According to Australian media reports, Hopkins flew to Sydney to appear on the reality show Seven Network Ltd Big Brother VIP and then posted a video on Instagram joking about how to open the door naked and without a mask to people delivering food while she was in hotel quarantine.
In order to stop the spread of COVID-19, people must wear a mask before delivering food and then wait 30 seconds to collect food to avoid transmission, according to Australia’s mandatory two-week hotel quarantine rules for overseas travelers to stop the spread of COVID-19.
The video was later removed from the image-sharing platform, but Australian lawmakers said they were looking into whether Hopkins’ visa should remain valid.
“It’s despicable that anyone would behave in a way that endangers our health care workers and the community,” Home Secretary Karen Andrews said in a statement.
Andrews added that she ordered Australian Border Troops to “review the facts about this and urgently check if the person meets the requirements of her visa.” A Seven spokesman said in an email that Hopkins was not a Big Brother VIP and that he strongly condemns “her irresponsible and reckless comments in the hotel quarantine.”
Hopkins previously sparked controversy over inflammatory anti-immigrant comments, even receiving criticism from the UN human rights chief, before leaving several UK media outlets in 2017 amid public backlash.

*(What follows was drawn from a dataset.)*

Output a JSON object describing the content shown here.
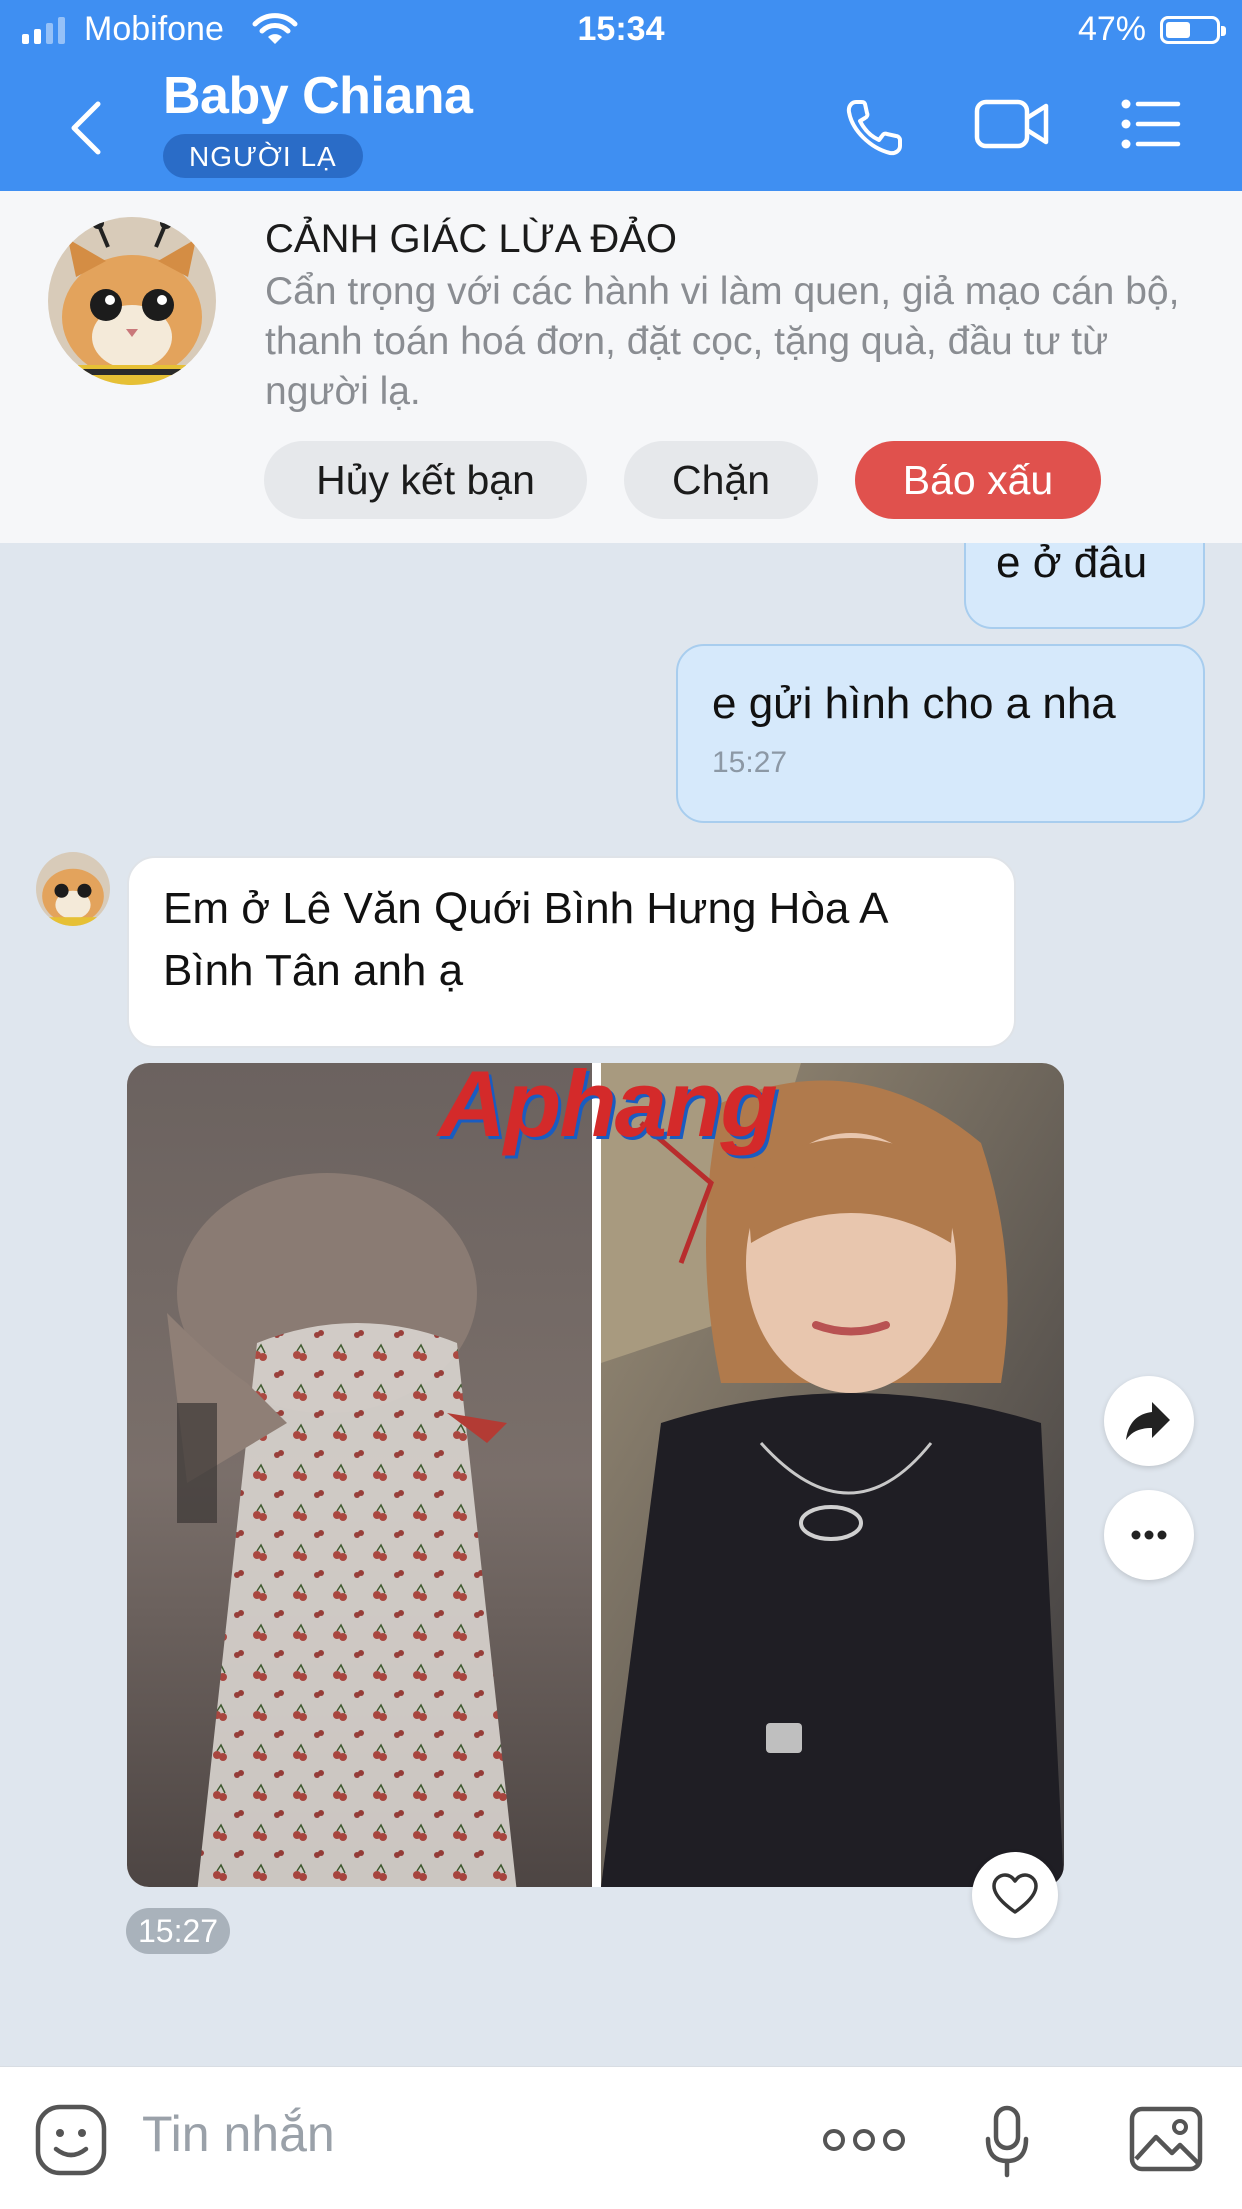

Most recently, she used Instagram to question the severity of the pandemic and the scale of the government’s response.
Hopkins did not immediately respond to an email from Reuters asking for comment.
NSW police said in a statement that it is working with immigration authorities to “find out if a 46-year-old woman from the United Kingdom has a visa to enter Australia,” without naming the person.
When asked about the case, Deputy Prime Minister Barnaby Joyce said he would have no problem deporting someone violating quarantine laws and reminded viewers of his threat in 2015 to euthanize actor Johnny Depp’s two dogs for a biosecurity violation.
“If you want to do that, pack your bongos and leave the country,” Joyce told the Australian Broadcasting Corporation.